Could you repeat the records below exactly as written?
● ● ●
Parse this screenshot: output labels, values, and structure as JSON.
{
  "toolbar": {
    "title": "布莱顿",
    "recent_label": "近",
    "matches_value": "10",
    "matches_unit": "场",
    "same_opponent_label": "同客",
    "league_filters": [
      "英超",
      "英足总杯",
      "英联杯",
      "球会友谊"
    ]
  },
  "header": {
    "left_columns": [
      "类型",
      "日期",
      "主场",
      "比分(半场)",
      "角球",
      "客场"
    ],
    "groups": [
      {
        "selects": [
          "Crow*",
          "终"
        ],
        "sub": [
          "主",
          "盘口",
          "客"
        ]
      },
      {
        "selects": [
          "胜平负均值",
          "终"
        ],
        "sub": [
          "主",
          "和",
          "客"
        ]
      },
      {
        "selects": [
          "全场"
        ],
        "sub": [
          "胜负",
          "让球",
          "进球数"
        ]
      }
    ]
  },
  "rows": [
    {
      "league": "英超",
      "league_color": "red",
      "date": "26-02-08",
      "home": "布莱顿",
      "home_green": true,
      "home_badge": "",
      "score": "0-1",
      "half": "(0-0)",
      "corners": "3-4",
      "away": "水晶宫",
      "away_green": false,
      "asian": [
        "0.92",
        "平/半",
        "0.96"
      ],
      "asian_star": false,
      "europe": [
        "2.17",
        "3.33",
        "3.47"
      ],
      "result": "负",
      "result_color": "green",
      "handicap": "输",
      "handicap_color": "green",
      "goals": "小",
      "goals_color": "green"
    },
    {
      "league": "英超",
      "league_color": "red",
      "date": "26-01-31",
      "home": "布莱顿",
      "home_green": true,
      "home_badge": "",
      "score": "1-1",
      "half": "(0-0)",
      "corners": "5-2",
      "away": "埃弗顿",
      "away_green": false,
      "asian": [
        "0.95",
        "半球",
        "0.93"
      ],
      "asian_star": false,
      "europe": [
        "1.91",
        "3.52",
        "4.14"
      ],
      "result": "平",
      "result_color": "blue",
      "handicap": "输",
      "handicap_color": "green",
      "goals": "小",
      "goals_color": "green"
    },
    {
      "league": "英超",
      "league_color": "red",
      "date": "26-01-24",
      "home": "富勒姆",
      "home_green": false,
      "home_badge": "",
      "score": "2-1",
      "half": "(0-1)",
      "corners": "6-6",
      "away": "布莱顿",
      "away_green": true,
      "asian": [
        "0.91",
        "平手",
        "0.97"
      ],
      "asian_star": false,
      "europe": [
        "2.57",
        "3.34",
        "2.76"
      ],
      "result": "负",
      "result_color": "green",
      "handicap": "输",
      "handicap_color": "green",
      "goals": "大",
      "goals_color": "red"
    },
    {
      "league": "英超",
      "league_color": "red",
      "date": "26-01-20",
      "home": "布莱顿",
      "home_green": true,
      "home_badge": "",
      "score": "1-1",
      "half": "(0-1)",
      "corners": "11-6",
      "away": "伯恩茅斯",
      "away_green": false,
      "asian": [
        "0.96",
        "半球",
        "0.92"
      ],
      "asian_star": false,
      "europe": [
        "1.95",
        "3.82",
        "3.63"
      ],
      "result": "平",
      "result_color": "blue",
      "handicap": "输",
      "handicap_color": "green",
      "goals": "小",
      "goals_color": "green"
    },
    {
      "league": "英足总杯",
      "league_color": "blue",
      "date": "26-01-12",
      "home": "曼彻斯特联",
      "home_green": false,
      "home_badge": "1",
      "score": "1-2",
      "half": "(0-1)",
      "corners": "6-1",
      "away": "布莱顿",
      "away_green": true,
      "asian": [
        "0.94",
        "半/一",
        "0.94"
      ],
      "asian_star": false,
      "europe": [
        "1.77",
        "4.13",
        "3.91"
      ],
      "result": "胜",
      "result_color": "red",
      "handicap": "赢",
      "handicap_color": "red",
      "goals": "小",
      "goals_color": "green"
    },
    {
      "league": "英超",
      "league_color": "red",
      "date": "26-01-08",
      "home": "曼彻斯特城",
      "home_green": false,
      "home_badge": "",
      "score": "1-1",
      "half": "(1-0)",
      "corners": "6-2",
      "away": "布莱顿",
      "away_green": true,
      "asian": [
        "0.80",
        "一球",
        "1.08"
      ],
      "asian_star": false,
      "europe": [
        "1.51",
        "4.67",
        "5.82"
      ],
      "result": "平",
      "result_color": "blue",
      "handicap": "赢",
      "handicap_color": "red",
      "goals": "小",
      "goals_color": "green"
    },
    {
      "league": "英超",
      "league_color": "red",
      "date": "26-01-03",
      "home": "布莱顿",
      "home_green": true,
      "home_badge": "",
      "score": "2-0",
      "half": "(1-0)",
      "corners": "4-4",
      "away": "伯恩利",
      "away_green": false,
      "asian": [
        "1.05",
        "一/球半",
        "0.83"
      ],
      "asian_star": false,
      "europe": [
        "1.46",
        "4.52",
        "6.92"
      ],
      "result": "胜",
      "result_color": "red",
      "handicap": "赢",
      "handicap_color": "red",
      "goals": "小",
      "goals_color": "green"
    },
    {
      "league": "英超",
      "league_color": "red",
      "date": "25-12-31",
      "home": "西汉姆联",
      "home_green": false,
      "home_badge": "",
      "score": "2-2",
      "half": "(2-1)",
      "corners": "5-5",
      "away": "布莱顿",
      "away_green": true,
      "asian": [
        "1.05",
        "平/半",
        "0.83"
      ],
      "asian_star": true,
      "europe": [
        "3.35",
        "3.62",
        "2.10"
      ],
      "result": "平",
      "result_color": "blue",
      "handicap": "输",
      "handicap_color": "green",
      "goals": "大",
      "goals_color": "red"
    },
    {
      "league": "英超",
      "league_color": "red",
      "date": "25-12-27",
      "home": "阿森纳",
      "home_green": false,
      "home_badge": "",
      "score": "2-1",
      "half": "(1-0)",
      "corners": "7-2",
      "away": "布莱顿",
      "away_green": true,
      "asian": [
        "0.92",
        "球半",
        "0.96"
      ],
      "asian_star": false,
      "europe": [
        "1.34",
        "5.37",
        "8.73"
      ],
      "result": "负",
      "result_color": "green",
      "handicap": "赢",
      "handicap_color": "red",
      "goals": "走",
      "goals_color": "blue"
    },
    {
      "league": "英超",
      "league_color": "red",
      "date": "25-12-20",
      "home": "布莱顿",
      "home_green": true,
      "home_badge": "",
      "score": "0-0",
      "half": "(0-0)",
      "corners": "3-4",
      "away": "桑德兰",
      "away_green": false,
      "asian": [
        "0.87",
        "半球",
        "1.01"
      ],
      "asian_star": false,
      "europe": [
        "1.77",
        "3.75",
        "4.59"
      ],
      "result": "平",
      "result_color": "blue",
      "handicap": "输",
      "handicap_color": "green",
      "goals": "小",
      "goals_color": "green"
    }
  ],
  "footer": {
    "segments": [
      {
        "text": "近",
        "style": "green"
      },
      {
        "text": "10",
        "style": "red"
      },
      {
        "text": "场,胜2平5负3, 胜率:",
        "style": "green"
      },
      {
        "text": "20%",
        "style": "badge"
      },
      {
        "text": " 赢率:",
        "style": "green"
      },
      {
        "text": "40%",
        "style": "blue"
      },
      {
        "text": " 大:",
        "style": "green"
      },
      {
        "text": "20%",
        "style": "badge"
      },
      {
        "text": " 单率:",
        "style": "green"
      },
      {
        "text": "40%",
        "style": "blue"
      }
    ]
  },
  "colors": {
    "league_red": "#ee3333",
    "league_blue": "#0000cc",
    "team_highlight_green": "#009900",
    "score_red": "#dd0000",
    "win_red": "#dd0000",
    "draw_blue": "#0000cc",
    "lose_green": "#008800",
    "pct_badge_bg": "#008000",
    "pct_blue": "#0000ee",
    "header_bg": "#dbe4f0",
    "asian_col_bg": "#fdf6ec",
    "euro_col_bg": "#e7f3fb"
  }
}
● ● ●
RESPONSE BELOW:
Parse this screenshot: output labels, values, and structure as JSON.
{
  "toolbar": {
    "title": "布莱顿",
    "recent_label": "近",
    "matches_value": "10",
    "matches_unit": "场",
    "same_opponent_label": "同客",
    "league_filters": [
      "英超",
      "英足总杯",
      "英联杯",
      "球会友谊"
    ]
  },
  "header": {
    "left_columns": [
      "类型",
      "日期",
      "主场",
      "比分(半场)",
      "角球",
      "客场"
    ],
    "groups": [
      {
        "selects": [
          "Crow*",
          "终"
        ],
        "sub": [
          "主",
          "盘口",
          "客"
        ]
      },
      {
        "selects": [
          "胜平负均值",
          "终"
        ],
        "sub": [
          "主",
          "和",
          "客"
        ]
      },
      {
        "selects": [
          "全场"
        ],
        "sub": [
          "胜负",
          "让球",
          "进球数"
        ]
      }
    ]
  },
  "rows": [
    {
      "league": "英超",
      "league_color": "red",
      "date": "26-02-08",
      "home": "布莱顿",
      "home_green": true,
      "home_badge": "",
      "score": "0-1",
      "half": "(0-0)",
      "corners": "3-4",
      "away": "水晶宫",
      "away_green": false,
      "asian": [
        "0.92",
        "平/半",
        "0.96"
      ],
      "asian_star": false,
      "europe": [
        "2.17",
        "3.33",
        "3.47"
      ],
      "result": "负",
      "result_color": "green",
      "handicap": "输",
      "handicap_color": "green",
      "goals": "小",
      "goals_color": "green"
    },
    {
      "league": "英超",
      "league_color": "red",
      "date": "26-01-31",
      "home": "布莱顿",
      "home_green": true,
      "home_badge": "",
      "score": "1-1",
      "half": "(0-0)",
      "corners": "5-2",
      "away": "埃弗顿",
      "away_green": false,
      "asian": [
        "0.95",
        "半球",
        "0.93"
      ],
      "asian_star": false,
      "europe": [
        "1.91",
        "3.52",
        "4.14"
      ],
      "result": "平",
      "result_color": "blue",
      "handicap": "输",
      "handicap_color": "green",
      "goals": "小",
      "goals_color": "green"
    },
    {
      "league": "英超",
      "league_color": "red",
      "date": "26-01-24",
      "home": "富勒姆",
      "home_green": false,
      "home_badge": "",
      "score": "2-1",
      "half": "(0-1)",
      "corners": "6-6",
      "away": "布莱顿",
      "away_green": true,
      "asian": [
        "0.91",
        "平手",
        "0.97"
      ],
      "asian_star": false,
      "europe": [
        "2.57",
        "3.34",
        "2.76"
      ],
      "result": "负",
      "result_color": "green",
      "handicap": "输",
      "handicap_color": "green",
      "goals": "大",
      "goals_color": "red"
    },
    {
      "league": "英超",
      "league_color": "red",
      "date": "26-01-20",
      "home": "布莱顿",
      "home_green": true,
      "home_badge": "",
      "score": "1-1",
      "half": "(0-1)",
      "corners": "11-6",
      "away": "伯恩茅斯",
      "away_green": false,
      "asian": [
        "0.96",
        "半球",
        "0.92"
      ],
      "asian_star": false,
      "europe": [
        "1.95",
        "3.82",
        "3.63"
      ],
      "result": "平",
      "result_color": "blue",
      "handicap": "输",
      "handicap_color": "green",
      "goals": "小",
      "goals_color": "green"
    },
    {
      "league": "英足总杯",
      "league_color": "blue",
      "date": "26-01-12",
      "home": "曼彻斯特联",
      "home_green": false,
      "home_badge": "1",
      "score": "1-2",
      "half": "(0-1)",
      "corners": "6-1",
      "away": "布莱顿",
      "away_green": true,
      "asian": [
        "0.94",
        "半/一",
        "0.94"
      ],
      "asian_star": false,
      "europe": [
        "1.77",
        "4.13",
        "3.91"
      ],
      "result": "胜",
      "result_color": "red",
      "handicap": "赢",
      "handicap_color": "red",
      "goals": "小",
      "goals_color": "green"
    },
    {
      "league": "英超",
      "league_color": "red",
      "date": "26-01-08",
      "home": "曼彻斯特城",
      "home_green": false,
      "home_badge": "",
      "score": "1-1",
      "half": "(1-0)",
      "corners": "6-2",
      "away": "布莱顿",
      "away_green": true,
      "asian": [
        "0.80",
        "一球",
        "1.08"
      ],
      "asian_star": false,
      "europe": [
        "1.51",
        "4.67",
        "5.82"
      ],
      "result": "平",
      "result_color": "blue",
      "handicap": "赢",
      "handicap_color": "red",
      "goals": "小",
      "goals_color": "green"
    },
    {
      "league": "英超",
      "league_color": "red",
      "date": "26-01-03",
      "home": "布莱顿",
      "home_green": true,
      "home_badge": "",
      "score": "2-0",
      "half": "(1-0)",
      "corners": "4-4",
      "away": "伯恩利",
      "away_green": false,
      "asian": [
        "1.05",
        "一/球半",
        "0.83"
      ],
      "asian_star": false,
      "europe": [
        "1.46",
        "4.52",
        "6.92"
      ],
      "result": "胜",
      "result_color": "red",
      "handicap": "赢",
      "handicap_color": "red",
      "goals": "小",
      "goals_color": "green"
    },
    {
      "league": "英超",
      "league_color": "red",
      "date": "25-12-31",
      "home": "西汉姆联",
      "home_green": false,
      "home_badge": "",
      "score": "2-2",
      "half": "(2-1)",
      "corners": "5-5",
      "away": "布莱顿",
      "away_green": true,
      "asian": [
        "1.05",
        "平/半",
        "0.83"
      ],
      "asian_star": true,
      "europe": [
        "3.35",
        "3.62",
        "2.10"
      ],
      "result": "平",
      "result_color": "blue",
      "handicap": "输",
      "handicap_color": "green",
      "goals": "大",
      "goals_color": "red"
    },
    {
      "league": "英超",
      "league_color": "red",
      "date": "25-12-27",
      "home": "阿森纳",
      "home_green": false,
      "home_badge": "",
      "score": "2-1",
      "half": "(1-0)",
      "corners": "7-2",
      "away": "布莱顿",
      "away_green": true,
      "asian": [
        "0.92",
        "球半",
        "0.96"
      ],
      "asian_star": false,
      "europe": [
        "1.34",
        "5.37",
        "8.73"
      ],
      "result": "负",
      "result_color": "green",
      "handicap": "赢",
      "handicap_color": "red",
      "goals": "走",
      "goals_color": "blue"
    },
    {
      "league": "英超",
      "league_color": "red",
      "date": "25-12-20",
      "home": "布莱顿",
      "home_green": true,
      "home_badge": "",
      "score": "0-0",
      "half": "(0-0)",
      "corners": "3-4",
      "away": "桑德兰",
      "away_green": false,
      "asian": [
        "0.87",
        "半球",
        "1.01"
      ],
      "asian_star": false,
      "europe": [
        "1.77",
        "3.75",
        "4.59"
      ],
      "result": "平",
      "result_color": "blue",
      "handicap": "输",
      "handicap_color": "green",
      "goals": "小",
      "goals_color": "green"
    }
  ],
  "footer": {
    "segments": [
      {
        "text": "近",
        "style": "green"
      },
      {
        "text": "10",
        "style": "red"
      },
      {
        "text": "场,胜2平5负3, 胜率:",
        "style": "green"
      },
      {
        "text": "20%",
        "style": "badge"
      },
      {
        "text": " 赢率:",
        "style": "green"
      },
      {
        "text": "40%",
        "style": "blue"
      },
      {
        "text": " 大:",
        "style": "green"
      },
      {
        "text": "20%",
        "style": "badge"
      },
      {
        "text": " 单率:",
        "style": "green"
      },
      {
        "text": "40%",
        "style": "blue"
      }
    ]
  },
  "colors": {
    "league_red": "#ee3333",
    "league_blue": "#0000cc",
    "team_highlight_green": "#009900",
    "score_red": "#dd0000",
    "win_red": "#dd0000",
    "draw_blue": "#0000cc",
    "lose_green": "#008800",
    "pct_badge_bg": "#008000",
    "pct_blue": "#0000ee",
    "header_bg": "#dbe4f0",
    "asian_col_bg": "#fdf6ec",
    "euro_col_bg": "#e7f3fb"
  }
}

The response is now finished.